What you should do:
Which lines of the data contain the string "icon"? Copy every one of them.

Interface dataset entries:
= = = = = = =

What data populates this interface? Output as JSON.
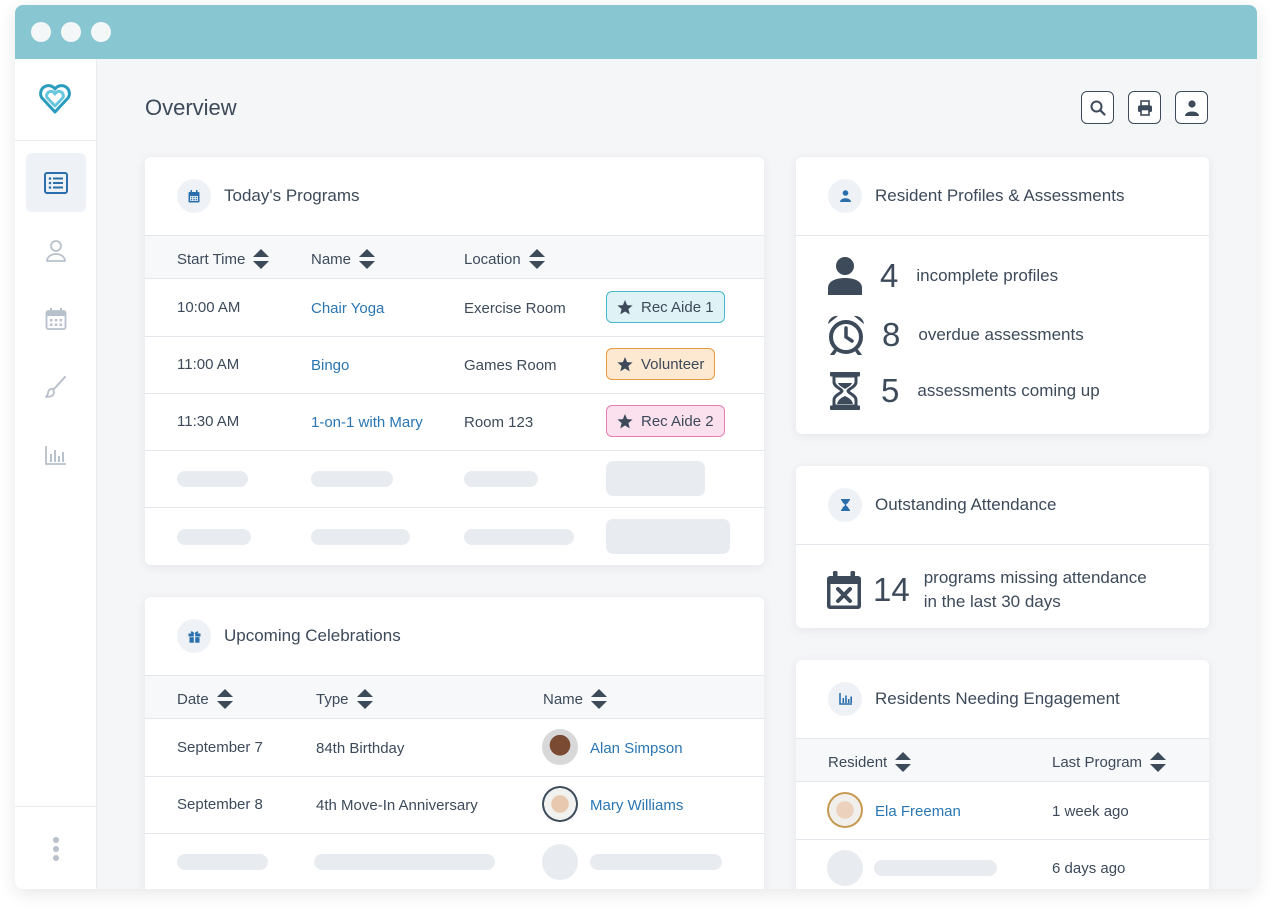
{
  "colors": {
    "titlebar": "#88c6d1",
    "accent": "#2a76b3",
    "text": "#3d4a5a",
    "teal_tag": "#47b8c9",
    "orange_tag": "#e99a3c",
    "pink_tag": "#e57fb1"
  },
  "page": {
    "title": "Overview"
  },
  "header_buttons": [
    {
      "icon": "search-icon"
    },
    {
      "icon": "printer-icon"
    },
    {
      "icon": "user-icon"
    }
  ],
  "sidebar": {
    "items": [
      {
        "icon": "list-icon",
        "active": true
      },
      {
        "icon": "user-icon"
      },
      {
        "icon": "calendar-icon"
      },
      {
        "icon": "brush-icon"
      },
      {
        "icon": "bar-chart-icon"
      }
    ],
    "more": {
      "icon": "more-vertical-icon"
    }
  },
  "programs": {
    "title": "Today's Programs",
    "columns": [
      "Start Time",
      "Name",
      "Location"
    ],
    "rows": [
      {
        "time": "10:00 AM",
        "name": "Chair Yoga",
        "location": "Exercise Room",
        "staff": "Rec Aide 1",
        "tag_color": "teal"
      },
      {
        "time": "11:00 AM",
        "name": "Bingo",
        "location": "Games Room",
        "staff": "Volunteer",
        "tag_color": "orange"
      },
      {
        "time": "11:30 AM",
        "name": "1-on-1 with Mary",
        "location": "Room 123",
        "staff": "Rec Aide 2",
        "tag_color": "pink"
      }
    ]
  },
  "celebrations": {
    "title": "Upcoming Celebrations",
    "columns": [
      "Date",
      "Type",
      "Name"
    ],
    "rows": [
      {
        "date": "September 7",
        "type": "84th Birthday",
        "name": "Alan Simpson"
      },
      {
        "date": "September 8",
        "type": "4th Move-In Anniversary",
        "name": "Mary Williams"
      }
    ]
  },
  "profiles": {
    "title": "Resident Profiles & Assessments",
    "stats": [
      {
        "icon": "user-icon",
        "value": "4",
        "label": "incomplete profiles"
      },
      {
        "icon": "alarm-clock-icon",
        "value": "8",
        "label": "overdue assessments"
      },
      {
        "icon": "hourglass-icon",
        "value": "5",
        "label": "assessments coming up"
      }
    ]
  },
  "attendance": {
    "title": "Outstanding Attendance",
    "value": "14",
    "label_line1": "programs missing attendance",
    "label_line2": "in the last 30 days"
  },
  "engagement": {
    "title": "Residents Needing Engagement",
    "columns": [
      "Resident",
      "Last Program"
    ],
    "rows": [
      {
        "resident": "Ela Freeman",
        "last": "1 week ago"
      },
      {
        "resident": "",
        "last": "6 days ago"
      }
    ]
  }
}
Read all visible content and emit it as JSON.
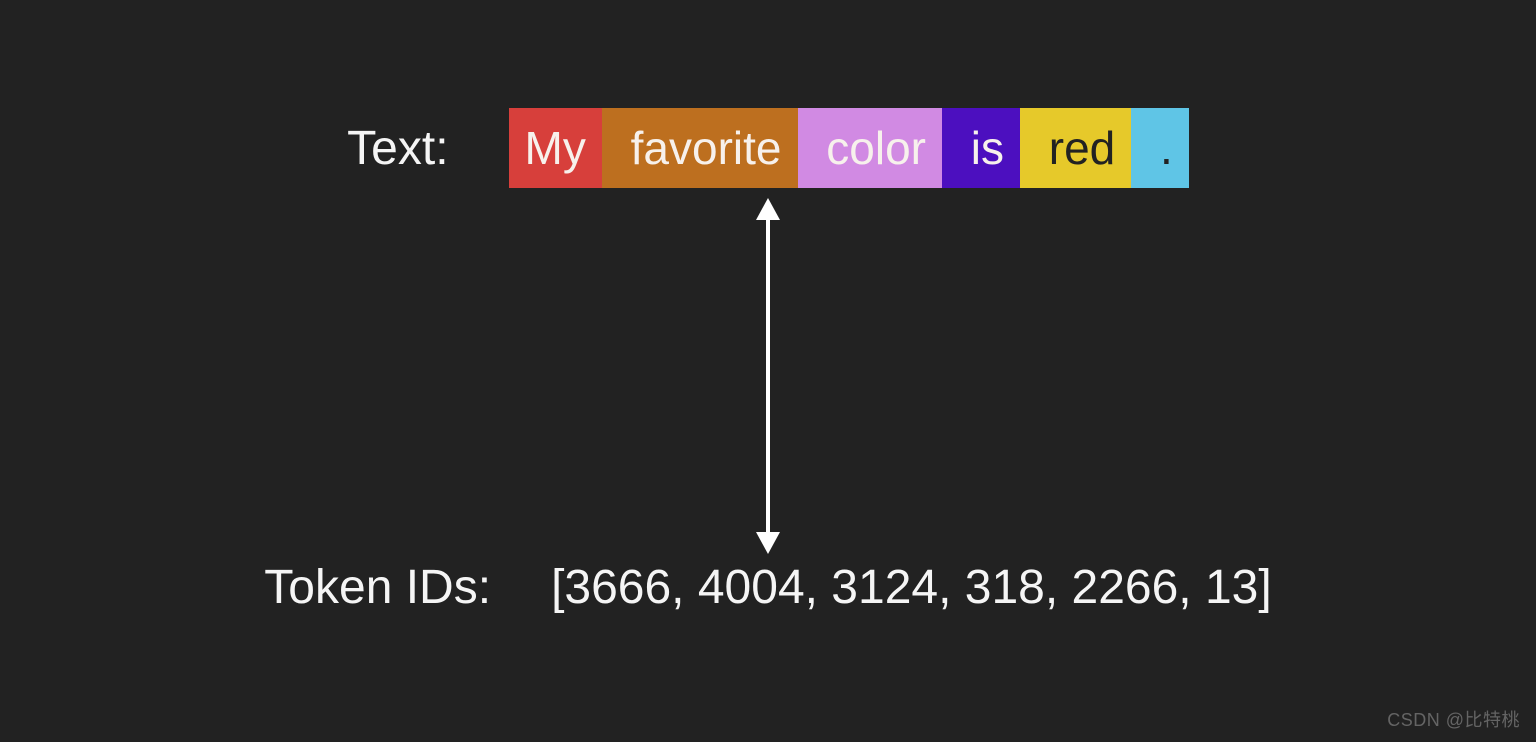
{
  "labels": {
    "text": "Text:",
    "token_ids": "Token IDs:"
  },
  "tokens": [
    {
      "text": "My",
      "bg": "#d73f3b",
      "fg": "#f7f1ec",
      "id": 3666
    },
    {
      "text": " favorite",
      "bg": "#bd6f1f",
      "fg": "#f7f1ec",
      "id": 4004
    },
    {
      "text": " color",
      "bg": "#d18ae3",
      "fg": "#f7f1ec",
      "id": 3124
    },
    {
      "text": " is",
      "bg": "#4c0fbf",
      "fg": "#f7f1ec",
      "id": 318
    },
    {
      "text": " red",
      "bg": "#e6c92a",
      "fg": "#222222",
      "id": 2266
    },
    {
      "text": " .",
      "bg": "#5fc5e6",
      "fg": "#222222",
      "id": 13
    }
  ],
  "token_ids_display": "[3666, 4004, 3124, 318, 2266, 13]",
  "watermark": "CSDN @比特桃"
}
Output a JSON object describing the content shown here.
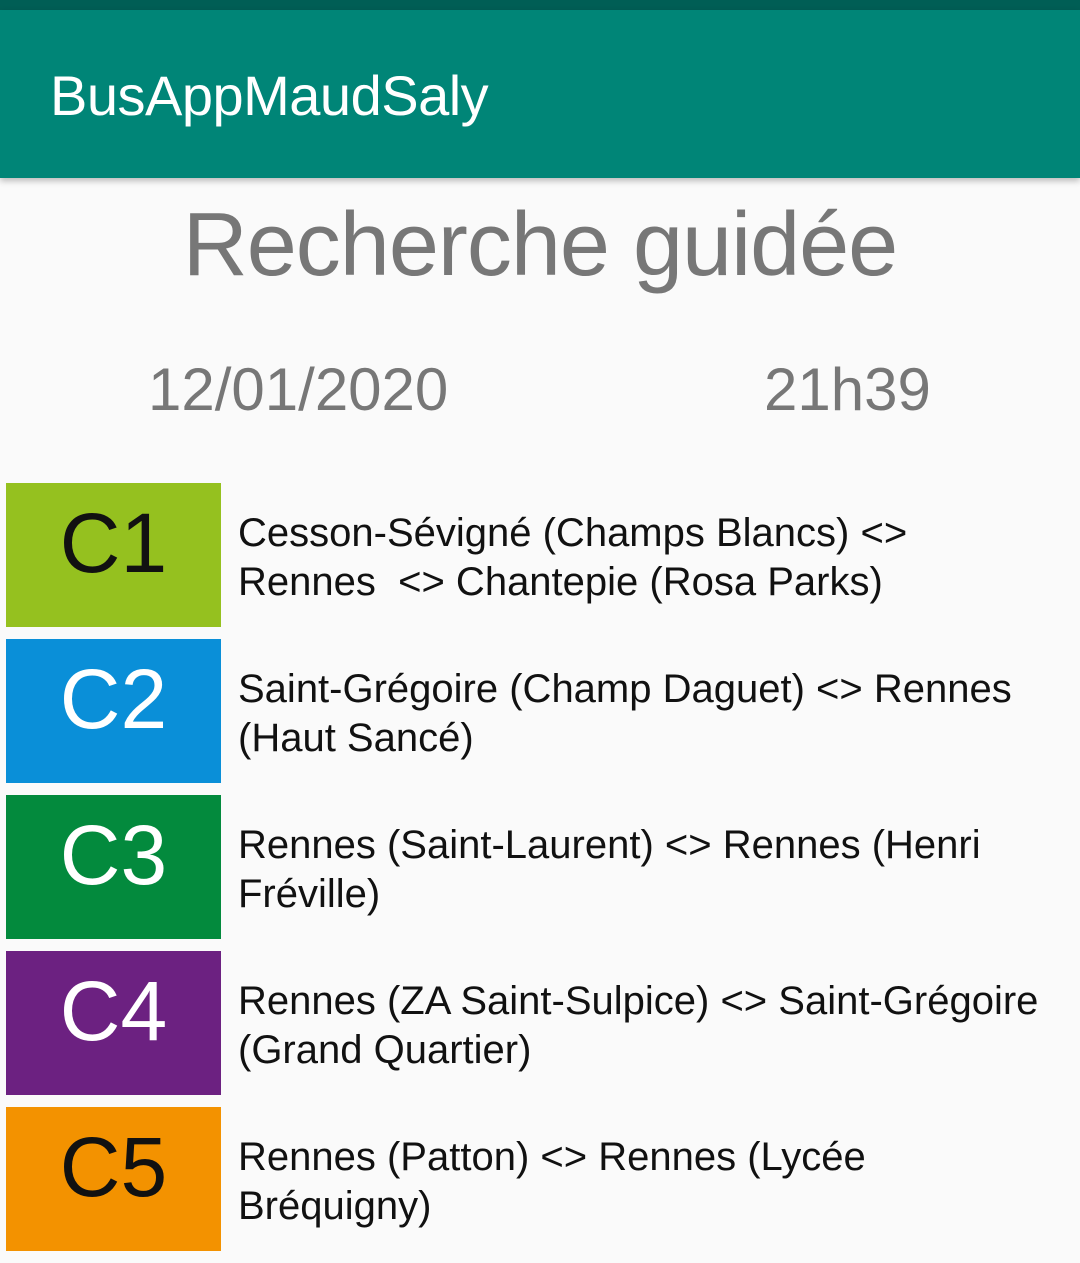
{
  "app": {
    "title": "BusAppMaudSaly",
    "statusbar_color": "#005e55",
    "appbar_color": "#008577"
  },
  "main": {
    "title": "Recherche guidée",
    "date": "12/01/2020",
    "time": "21h39"
  },
  "lines": [
    {
      "code": "C1",
      "color": "#95c11f",
      "text_color": "#111111",
      "description": "Cesson-Sévigné (Champs Blancs) <>\nRennes  <> Chantepie (Rosa Parks)"
    },
    {
      "code": "C2",
      "color": "#0a8fd8",
      "text_color": "#ffffff",
      "description": "Saint-Grégoire (Champ Daguet) <> Rennes\n(Haut Sancé)"
    },
    {
      "code": "C3",
      "color": "#038a3d",
      "text_color": "#ffffff",
      "description": "Rennes (Saint-Laurent) <> Rennes (Henri\nFréville)"
    },
    {
      "code": "C4",
      "color": "#6c2181",
      "text_color": "#ffffff",
      "description": "Rennes (ZA Saint-Sulpice) <> Saint-Grégoire\n(Grand Quartier)"
    },
    {
      "code": "C5",
      "color": "#f39200",
      "text_color": "#111111",
      "description": "Rennes (Patton) <> Rennes (Lycée\nBréquigny)"
    }
  ]
}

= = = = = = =

Response for this exercise:
      "icon": "search-icon"
      "icon": "printer-icon"
      "icon": "user-icon"
        "icon": "list-icon",
        "icon": "user-icon"
        "icon": "calendar-icon"
        "icon": "brush-icon"
        "icon": "bar-chart-icon"
      "icon": "more-vertical-icon"
        "icon": "user-icon",
        "icon": "alarm-clock-icon",
        "icon": "hourglass-icon",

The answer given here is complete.